■ **Required action**
Scan the entries and copy each line where the word "author" is present.

Excerpts from an interface dataset:
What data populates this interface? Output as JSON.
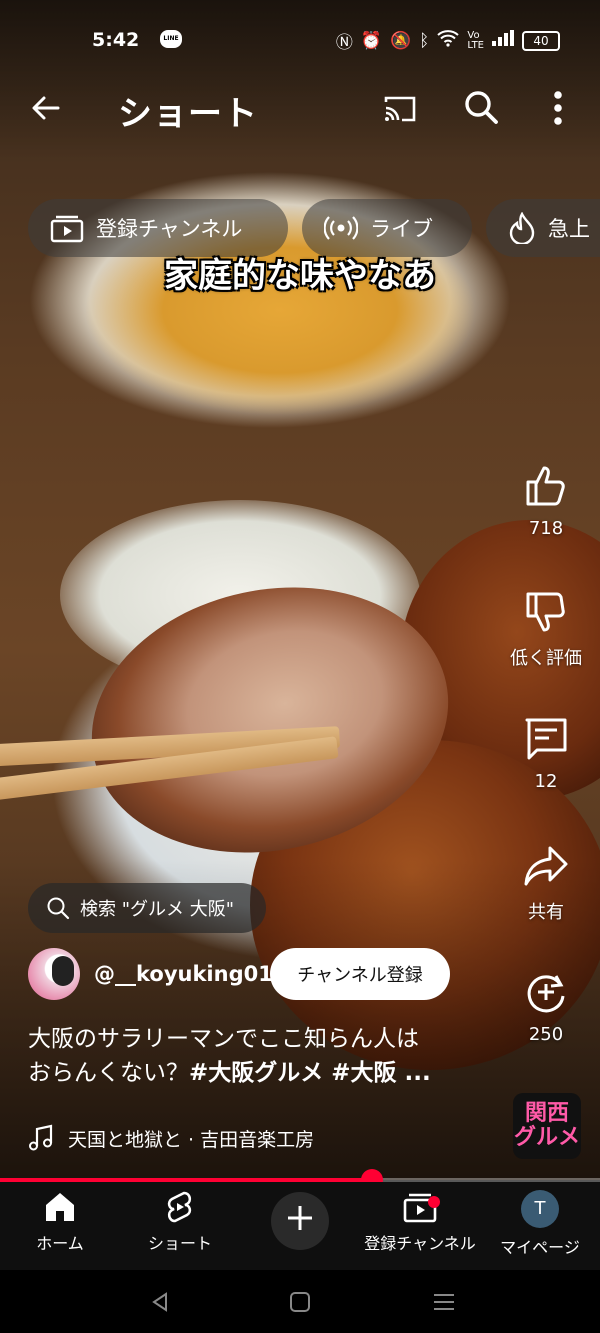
{
  "status_bar": {
    "time": "5:42",
    "line_badge": "LINE",
    "battery": "40"
  },
  "app_bar": {
    "title": "ショート"
  },
  "chips": [
    {
      "label": "登録チャンネル",
      "icon": "subscriptions-icon"
    },
    {
      "label": "ライブ",
      "icon": "live-icon"
    },
    {
      "label": "急上",
      "icon": "trending-icon"
    }
  ],
  "video": {
    "overlay_caption": "家庭的な味やなあ",
    "progress_fraction": 0.62
  },
  "actions": {
    "likes": "718",
    "dislike_label": "低く評価",
    "comments": "12",
    "share_label": "共有",
    "remix_count": "250"
  },
  "search_pill": {
    "text": "検索 \"グルメ 大阪\""
  },
  "channel": {
    "handle": "@__koyuking01",
    "subscribe_label": "チャンネル登録"
  },
  "description": {
    "line1": "大阪のサラリーマンでここ知らん人は",
    "line2_plain": "おらんくない？",
    "line2_tags": "#大阪グルメ #大阪 ..."
  },
  "music": {
    "text": "天国と地獄と · 吉田音楽工房"
  },
  "brand_badge": {
    "top": "関西",
    "bottom": "グルメ"
  },
  "bottom_nav": {
    "home": "ホーム",
    "shorts": "ショート",
    "subscriptions": "登録チャンネル",
    "you": "マイページ",
    "you_initial": "T"
  },
  "colors": {
    "accent": "#ff0033",
    "nav_bg": "#0f0f0f"
  }
}
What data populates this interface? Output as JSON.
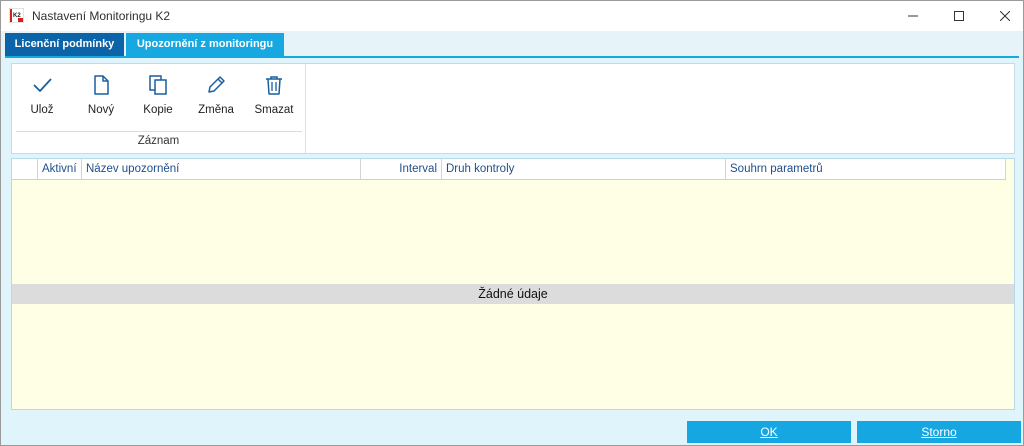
{
  "window": {
    "title": "Nastavení Monitoringu K2",
    "app_icon": "k2-app-icon",
    "controls": [
      "minimize-icon",
      "maximize-icon",
      "close-icon"
    ]
  },
  "tabs": [
    {
      "label": "Licenční podmínky",
      "active": false
    },
    {
      "label": "Upozornění z monitoringu",
      "active": true
    }
  ],
  "toolbar": {
    "buttons": [
      {
        "label": "Ulož",
        "icon": "check-icon"
      },
      {
        "label": "Nový",
        "icon": "new-document-icon"
      },
      {
        "label": "Kopie",
        "icon": "copy-icon"
      },
      {
        "label": "Změna",
        "icon": "pencil-icon"
      },
      {
        "label": "Smazat",
        "icon": "trash-icon"
      }
    ],
    "group_label": "Záznam"
  },
  "grid": {
    "columns": [
      "Aktivní",
      "Název upozornění",
      "Interval",
      "Druh kontroly",
      "Souhrn parametrů"
    ],
    "empty_text": "Žádné údaje"
  },
  "footer": {
    "ok_label": "OK",
    "storno_label": "Storno"
  },
  "colors": {
    "tab_inactive": "#0b63a8",
    "tab_active": "#17a8e2",
    "button": "#16a7e2",
    "grid_background": "#ffffe6",
    "header_text": "#1f4e8c"
  }
}
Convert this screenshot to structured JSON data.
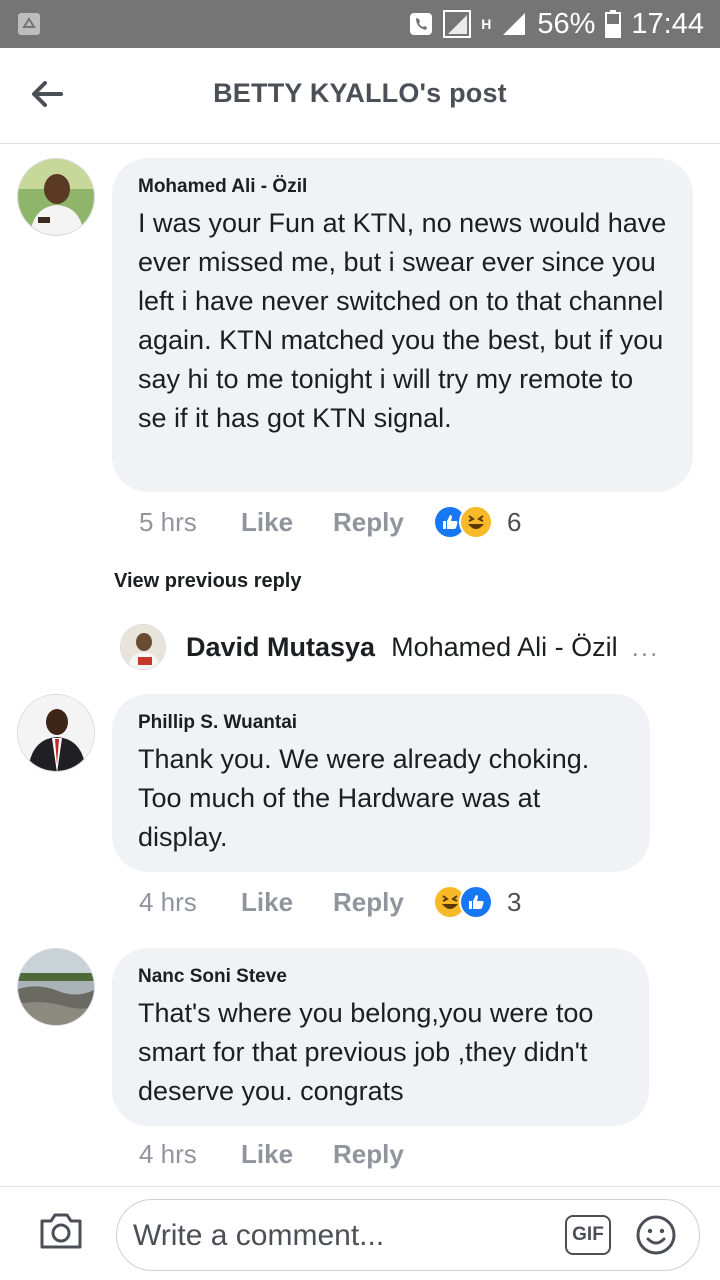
{
  "status_bar": {
    "battery": "56%",
    "time": "17:44",
    "network": "H"
  },
  "header": {
    "title": "BETTY KYALLO's post"
  },
  "comments": [
    {
      "author": "Mohamed Ali - Özil",
      "text": "I was your Fun at KTN, no news would have ever missed me, but i swear ever since you left i have never switched on to that channel again. KTN matched you the best, but if you say hi to me tonight i will try my remote to se if it has got KTN signal.",
      "time": "5 hrs",
      "like_label": "Like",
      "reply_label": "Reply",
      "reactions": [
        "like",
        "haha"
      ],
      "reaction_count": "6"
    },
    {
      "author": "Phillip S. Wuantai",
      "text": "Thank you.  We were already choking. Too much of the Hardware was at display.",
      "time": "4 hrs",
      "like_label": "Like",
      "reply_label": "Reply",
      "reactions": [
        "haha",
        "like"
      ],
      "reaction_count": "3"
    },
    {
      "author": "Nanc Soni Steve",
      "text": "That's where you belong,you were too smart for that previous job ,they didn't deserve you. congrats",
      "time": "4 hrs",
      "like_label": "Like",
      "reply_label": "Reply"
    }
  ],
  "view_previous_reply": "View previous reply",
  "reply_preview": {
    "author": "David Mutasya",
    "snippet": "Mohamed Ali - Özil",
    "more": "..."
  },
  "composer": {
    "placeholder": "Write a comment...",
    "gif_label": "GIF"
  },
  "colors": {
    "bubble": "#f0f2f5",
    "like_blue": "#1877f2",
    "haha_yellow": "#f7b928",
    "status_bar": "#757575"
  }
}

■ **Response area**
      "author": "Mohamed Ali - Özil",
      "author": "Phillip S. Wuantai",
      "author": "Nanc Soni Steve",
    "author": "David Mutasya",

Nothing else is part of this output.